The superannuation industry in Australia is going through a remarkable period of growth and media awareness. (We have all seen the recent frenzy of advertising activity, press and TV coverage.)
Today, ordinary people are now realizing that a Government pension won’t give them the lifestyle they want in the years when they are not earning an income. The need to save money for the future is more than a hot topic, it has become a big wake up call to millions of workers who have low superannuation savings.
The standard superannuation contribution by employers is currently 9% of your salary, but the reality is this is not enough to cover basic living expenses and bills in retirement, never mind that elusive trip of a lifetime overseas.
So, how about some easy ways to grow superannuation? Here are five top suggestions:
1) Regular contributions really add up.
Starting early pays off. By putting more money each week into your superannuation account, (in addition to the 9% employer contribution) the difference can be remarkable. For example: if you added $50 a week starting from the age of 25, this grows to over $160,000 extra by age 60.
2) Hold a garage sale. Turn trash into treasure.
No spare cash? Look around your house for old furniture, sporting goods and electrical items. Put the proceeds from your weekend sale into super. Your contribution will earn compound interest until retirement.
3) 3 million Australians have unclaimed superannuation. Are you one of them?
One in three workers have unclaimed self managed super. It’s a huge statistic. In total, there’s AU$7.2 billion, or an average of AU$1,600 per account waiting to be claimed by Aussie workers. It may not seem a large amount, but if you dropped $10 in the street, you’d quickly pick it up! What’s more, this is a no cost service and it also allows you to transfer old super into your current superannuation account.
4) Roll your super into one fund. Pay less fees.
If you have worked casually or moved around from state to state, you may have several superannuation accounts with low balances – and you’re paying fees for each one of them. Fees are taken from any investment returns you have made which mean less money in your account. The higher your fees are, the harder your fund’s investments need to work to provide adequate returns.
It makes sense to consolidate all your balances into one account. One fund is easier to manage. Less paperwork to worry about. And of course, you save on paying fees. It is important to look around and select funds which charge low to reasonable fees.
- Choice of Fund.

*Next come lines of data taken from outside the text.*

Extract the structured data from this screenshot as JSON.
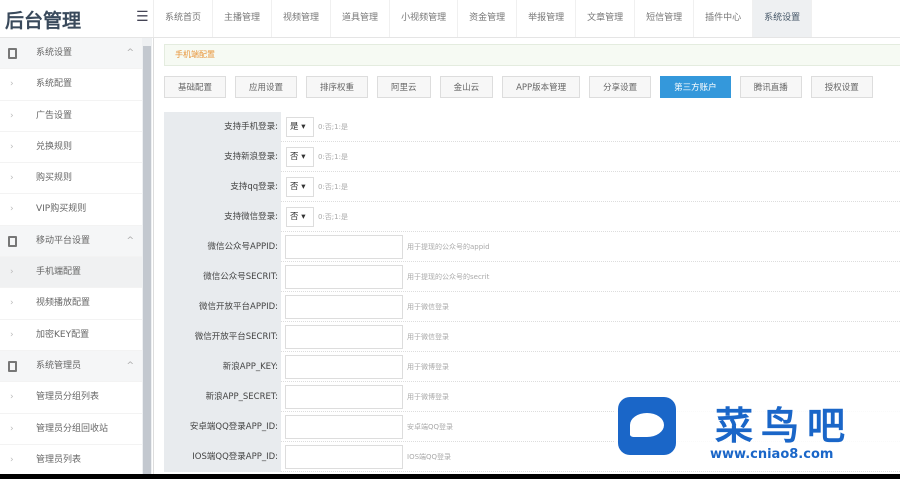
{
  "header": {
    "title": "后台管理",
    "nav": [
      "系统首页",
      "主播管理",
      "视频管理",
      "道具管理",
      "小视频管理",
      "资金管理",
      "举报管理",
      "文章管理",
      "短信管理",
      "插件中心",
      "系统设置"
    ],
    "active_nav": 10
  },
  "sidebar": {
    "items": [
      {
        "label": "系统设置",
        "group": true
      },
      {
        "label": "系统配置"
      },
      {
        "label": "广告设置"
      },
      {
        "label": "兑换规则"
      },
      {
        "label": "购买规则"
      },
      {
        "label": "VIP购买规则"
      },
      {
        "label": "移动平台设置",
        "group": true
      },
      {
        "label": "手机端配置",
        "active": true
      },
      {
        "label": "视频播放配置"
      },
      {
        "label": "加密KEY配置"
      },
      {
        "label": "系统管理员",
        "group": true
      },
      {
        "label": "管理员分组列表"
      },
      {
        "label": "管理员分组回收站"
      },
      {
        "label": "管理员列表"
      }
    ]
  },
  "breadcrumb": "手机端配置",
  "tabs": [
    "基础配置",
    "应用设置",
    "排序权重",
    "阿里云",
    "金山云",
    "APP版本管理",
    "分享设置",
    "第三方账户",
    "腾讯直播",
    "授权设置"
  ],
  "active_tab": 7,
  "form": [
    {
      "label": "支持手机登录:",
      "type": "select",
      "value": "是",
      "hint": "0:否;1:是"
    },
    {
      "label": "支持新浪登录:",
      "type": "select",
      "value": "否",
      "hint": "0:否;1:是"
    },
    {
      "label": "支持qq登录:",
      "type": "select",
      "value": "否",
      "hint": "0:否;1:是"
    },
    {
      "label": "支持微信登录:",
      "type": "select",
      "value": "否",
      "hint": "0:否;1:是"
    },
    {
      "label": "微信公众号APPID:",
      "type": "input",
      "value": "",
      "hint": "用于提现的公众号的appid"
    },
    {
      "label": "微信公众号SECRIT:",
      "type": "input",
      "value": "",
      "hint": "用于提现的公众号的secrit"
    },
    {
      "label": "微信开放平台APPID:",
      "type": "input",
      "value": "",
      "hint": "用于微信登录"
    },
    {
      "label": "微信开放平台SECRIT:",
      "type": "input",
      "value": "",
      "hint": "用于微信登录"
    },
    {
      "label": "新浪APP_KEY:",
      "type": "input",
      "value": "",
      "hint": "用于微博登录"
    },
    {
      "label": "新浪APP_SECRET:",
      "type": "input",
      "value": "",
      "hint": "用于微博登录"
    },
    {
      "label": "安卓端QQ登录APP_ID:",
      "type": "input",
      "value": "",
      "hint": "安卓端QQ登录"
    },
    {
      "label": "IOS端QQ登录APP_ID:",
      "type": "input",
      "value": "",
      "hint": "IOS端QQ登录"
    }
  ],
  "watermark": {
    "name": "菜鸟吧",
    "url": "www.cniao8.com"
  },
  "colors": {
    "accent": "#3498db",
    "breadcrumb": "#e8953a",
    "brand": "#1a66c8"
  }
}
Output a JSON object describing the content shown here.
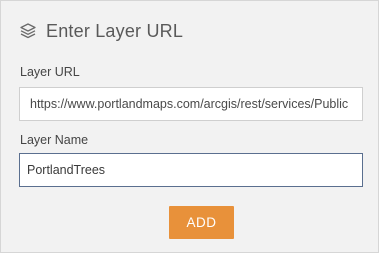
{
  "header": {
    "title": "Enter Layer URL",
    "icon": "layers-icon"
  },
  "form": {
    "url_label": "Layer URL",
    "url_value": "https://www.portlandmaps.com/arcgis/rest/services/Public",
    "name_label": "Layer Name",
    "name_value": "PortlandTrees"
  },
  "actions": {
    "add_label": "ADD"
  },
  "colors": {
    "panel_bg": "#f2f2f2",
    "accent": "#e8913a",
    "focus_border": "#5a6f8f"
  }
}
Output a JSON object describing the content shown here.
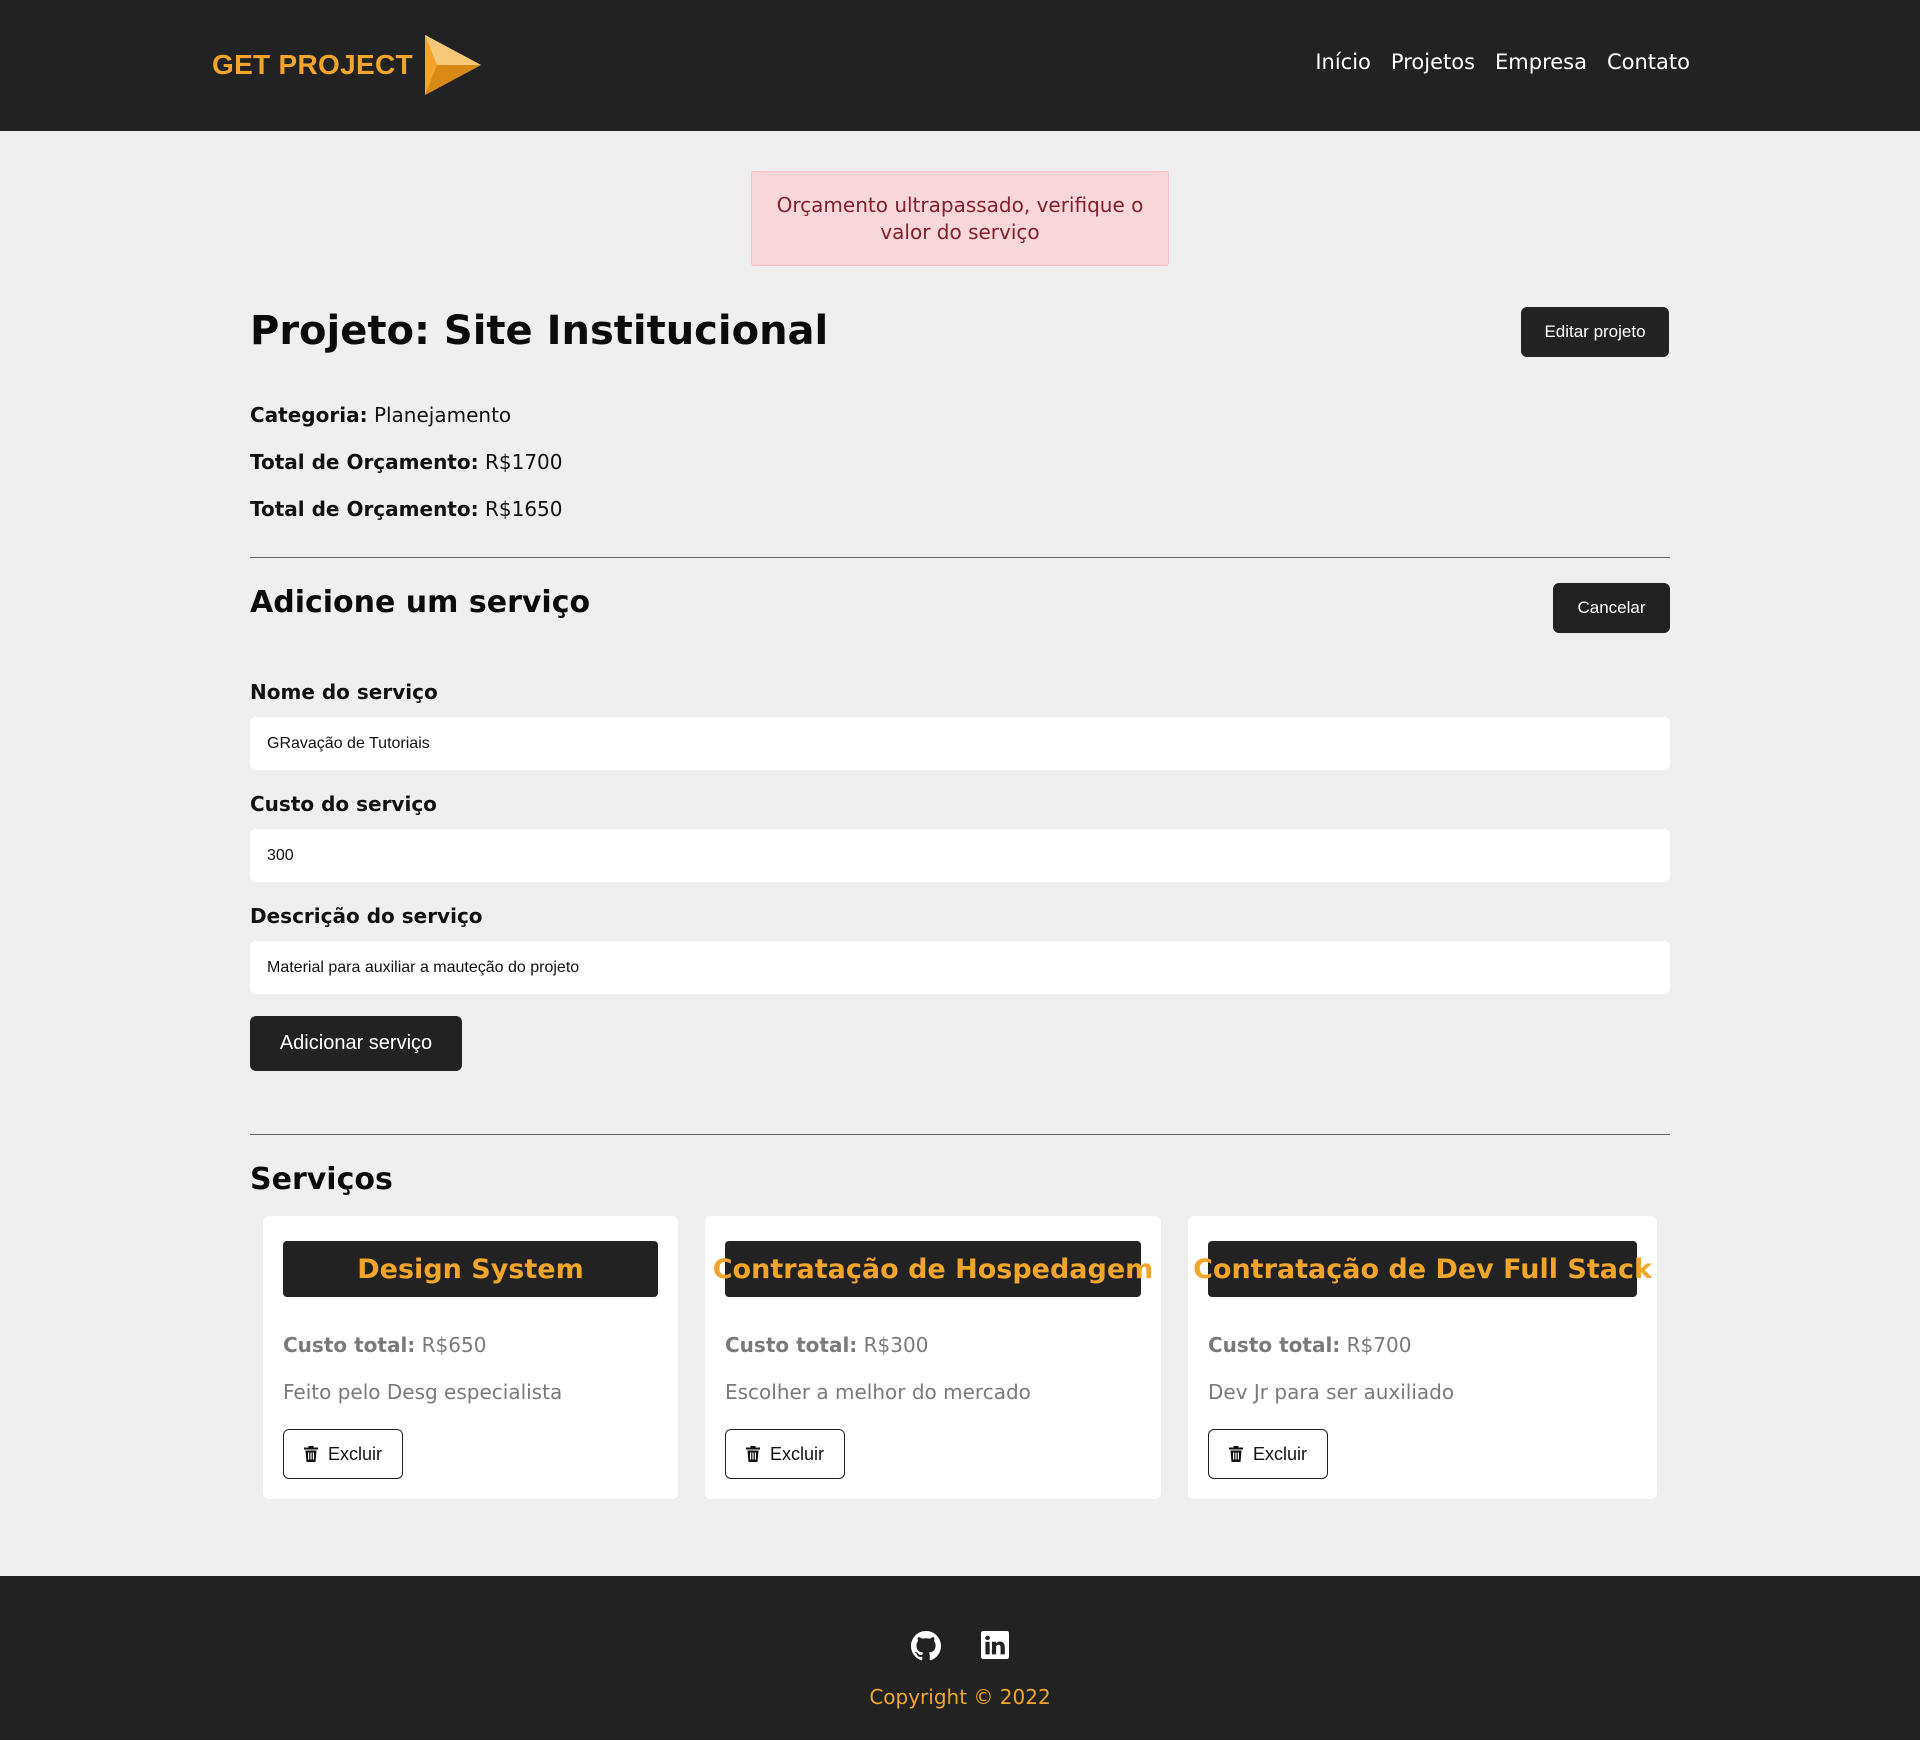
{
  "header": {
    "logo_text": "GET PROJECT",
    "nav": [
      "Início",
      "Projetos",
      "Empresa",
      "Contato"
    ]
  },
  "alert": {
    "message": "Orçamento ultrapassado, verifique o valor do serviço"
  },
  "project": {
    "title": "Projeto: Site Institucional",
    "edit_label": "Editar projeto",
    "category_label": "Categoria:",
    "category_value": "Planejamento",
    "budget_label": "Total de Orçamento:",
    "budget_value": "R$1700",
    "used_label": "Total de Orçamento:",
    "used_value": "R$1650"
  },
  "add_service": {
    "title": "Adicione um serviço",
    "cancel_label": "Cancelar",
    "name_label": "Nome do serviço",
    "name_value": "GRavação de Tutoriais",
    "cost_label": "Custo do serviço",
    "cost_value": "300",
    "desc_label": "Descrição do serviço",
    "desc_value": "Material para auxiliar a mauteção do projeto",
    "submit_label": "Adicionar serviço"
  },
  "services": {
    "title": "Serviços",
    "cost_label": "Custo total:",
    "delete_label": "Excluir",
    "items": [
      {
        "name": "Design System",
        "cost": "R$650",
        "description": "Feito pelo Desg especialista"
      },
      {
        "name": "Contratação de Hospedagem",
        "cost": "R$300",
        "description": "Escolher a melhor do mercado"
      },
      {
        "name": "Contratação de Dev Full Stack",
        "cost": "R$700",
        "description": "Dev Jr para ser auxiliado"
      }
    ]
  },
  "footer": {
    "icons": [
      "github-icon",
      "linkedin-icon"
    ],
    "copyright": "Copyright © 2022"
  },
  "colors": {
    "dark": "#222222",
    "accent": "#f2a52a",
    "background": "#efefef",
    "alert_bg": "#f8d7da",
    "alert_text": "#842029"
  }
}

Your personal situation.
On July 1st, 2005, a major industry initiative took place with the launching of “Choice of Fund”. Are you one of the many eligible workers who can make a new choice about which fund you belong to and where your super is invested?
A word of advice, do your homework. Don’t just listen to your mate, Bob!
Compare industry performance and past results. Look at the entry fees and exit charges you may have to pay. Review member benefits such as life insurance coverage. (Will you need a new medical to get the same coverage you currently have?)
Changing funds could be a good move, or may not improve your returns at all.
The final tip. Whatever you do with your self-managed super, think super carefully.
Calculations assume growth of 6.25% and inflation of 3%, which are common industry assumptions in Australia.
Visit http://smsfselfmanagedsuperfund.com.au/ for more informations and help.